The brain's functional network exhibits many features facilitating functional specialization, integration and robustness to attack. Using graph theory to characterize brain networks, studies demonstrate their small-world, modular, and "rich-club" properties, with deviations reported in many common neuropathological conditions. Here we estimate the heritability of five widely used graph theoretical metrics (Mean Clustering Coefficient (γ), Modularity (Q), Rich Club Coefficient (ϕnorm), Global Efficiency (λ), Small Worldness (σ)) over a range of connection densities (k=5-25%) in a large cohort of twins (N=592, 84 MZ and 89 DZ twin pairs, 246 single twins, age 23±2.5). We also considered the effects of global signal regression (GSR). We found the graph metrics were moderately influenced by genetic factors h(2)(γ=47-59%, Q=38-59%, ϕnorm=0-29%, λ =52-64%, σ=51-59%) at lower connection densities (≤15%), and when global signal regression was implemented heritability estimates decreased substantially h(2)(γ=0-26%, Q=0-28%, ϕnorm=0%, λ =23-30%, σ=0-27%). Distinct network features were phenotypically correlated (|r|=0.15-0.81) and γ, Q and λ were found to be influenced by overlapping genetic factors. Our findings suggest that these metrics may be potential endophenotypes for psychiatric disease and suitable for genetic association studies, but that genetic effects must be interpreted with respect to methodological choices.

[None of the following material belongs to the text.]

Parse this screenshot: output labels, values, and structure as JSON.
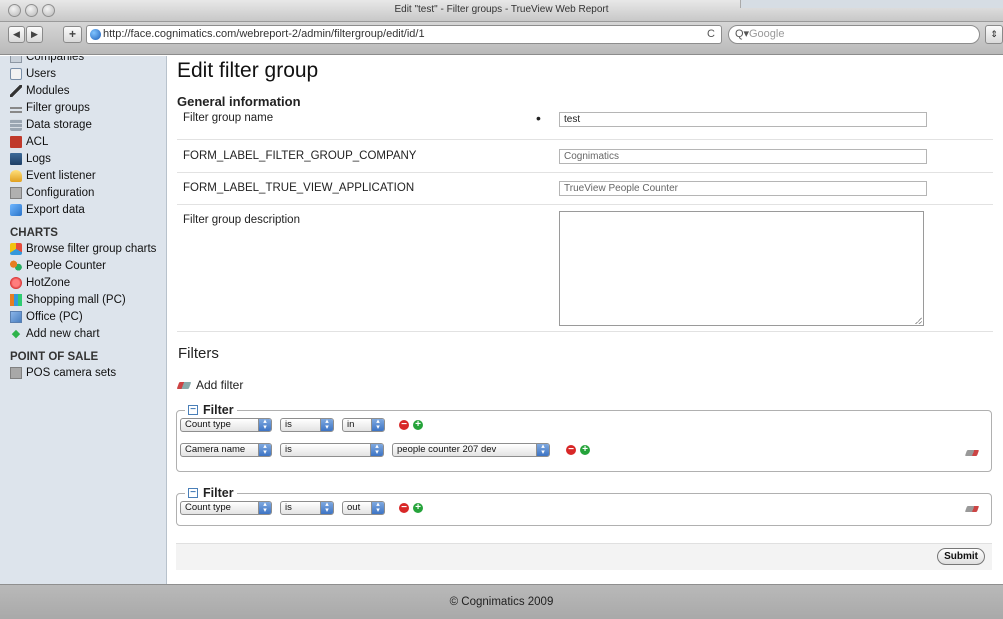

Twitter Demographics

The data shown below were collected from the profiles of 11 tweeters who shared this research output. Click here to find out more about how the information was compiled.

Mendeley readers

The data shown below were compiled from readership statistics for 66 Mendeley readers of this research output. Click here to see the associated Mendeley record.

Geographical breakdown

Country Count As %
United States 4 6%
United Kingdom 3 5%
Hong Kong 1 2%
Netherlands 1 2%
Unknown 57 86%

Demographic breakdown

Readers by professional status Count As %
Student > Ph. D. Student 21 32%
Researcher 14 21%
Student > Master 10 15%
Professor 5 8%
Student > Doctoral Student 5 8%
Other 11 17%
Readers by discipline Count As %
Unspecified 15 23%
Neuroscience 14 21%
Psychology 13 20%
Medicine and Dentistry 8 12%
Agricultural and Biological Sciences 6 9%
Other 10 15%

Attention Score in Context

This research output has an Altmetric Attention Score of 6. This is our high-level measure of the quality and quantity of online attention that it has received. This Attention Score, as well as the ranking and number of research outputs shown below, was calculated when the research output was last mentioned on 21 July 2016.
All research outputs
#2,092,718
of 12,212,281 outputs
Outputs from NeuroImage
#2,279
of 7,453 outputs
Outputs of similar age
#49,721
of 237,889 outputs
Outputs of similar age from NeuroImage
#74
of 252 outputs
Altmetric has tracked 12,212,281 research outputs across all sources so far. Compared to these this one has done well and is in the 79th percentile: it's in the top 25% of all research outputs ever tracked by Altmetric.
So far Altmetric has tracked 7,453 research outputs from this source. They typically receive more attention than average, with a mean Attention Score of 9.0. This one has gotten more attention than average, scoring higher than 66% of its peers.
Older research outputs will score higher simply because they've had more time to accumulate mentions. To account for age we can compare this Altmetric Attention Score to the 237,889 tracked outputs that were published within six weeks on either side of this one in any source. This one has done well, scoring higher than 78% of its contemporaries.
We're also able to compare this research output to 252 others from the same source and published within six weeks on either side of this one. This one has gotten more attention than average, scoring higher than 70% of its contemporaries.